Dr. Jean Valnet
A French contemporary, Dr. Jean Valnet, used therapeutic-grade essential oils to successfully treat injured soldiers during World War II. Dr. Valnet went on to become a world leader in the development of aromatherapy practices. He began reintroducing natural treatments into modern medical writings in 1948, defining the therapeutic powers of essential oils on a more specific and scientific basis. At a time when medicine had almost totally turned its back on plants and herbal essences, he codified their indications and introduced useful dosages into medical practice. [Source: docteurvalnet.com]
Robert B. Tisserand
Robert Tisserand searched for 20 years to obtain a copy of Gattefosse's Aromatherapy. Once he found the book, he edited it and added his own introduction to the 1993 printing. He calls Gattefosse's Aromatherapy the 'missing link for 20th century aromatherapy.' His own research delves into the history, use, properties, and therapeutic benefits of essential oils. Tisserand was also very instrumental in making information about the therapeutic benefits of essential oils available to the general public.

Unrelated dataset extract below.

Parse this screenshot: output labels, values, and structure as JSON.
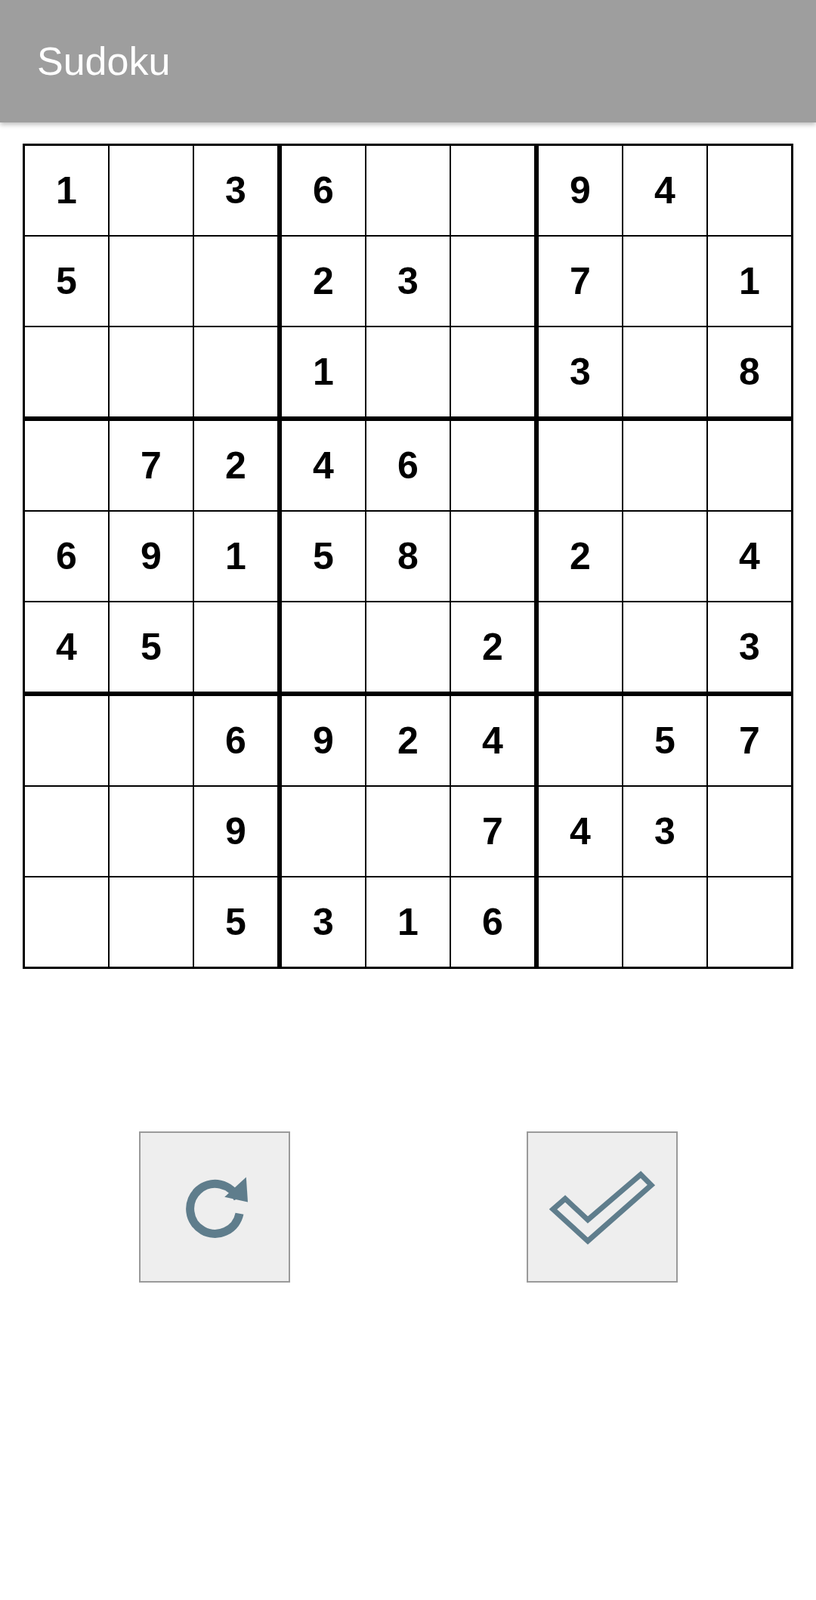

The modern use of essential oils has continued to grow rapidly as health scientists and medical practitioners continue to research and validate the numerous health and wellness benefits of Certified Pure Therapeutic Grade essential oils. As of 2016, there is a group of PhDs from Johns Hopkins University researching which oils work against super-bugs, bacterias and virus'.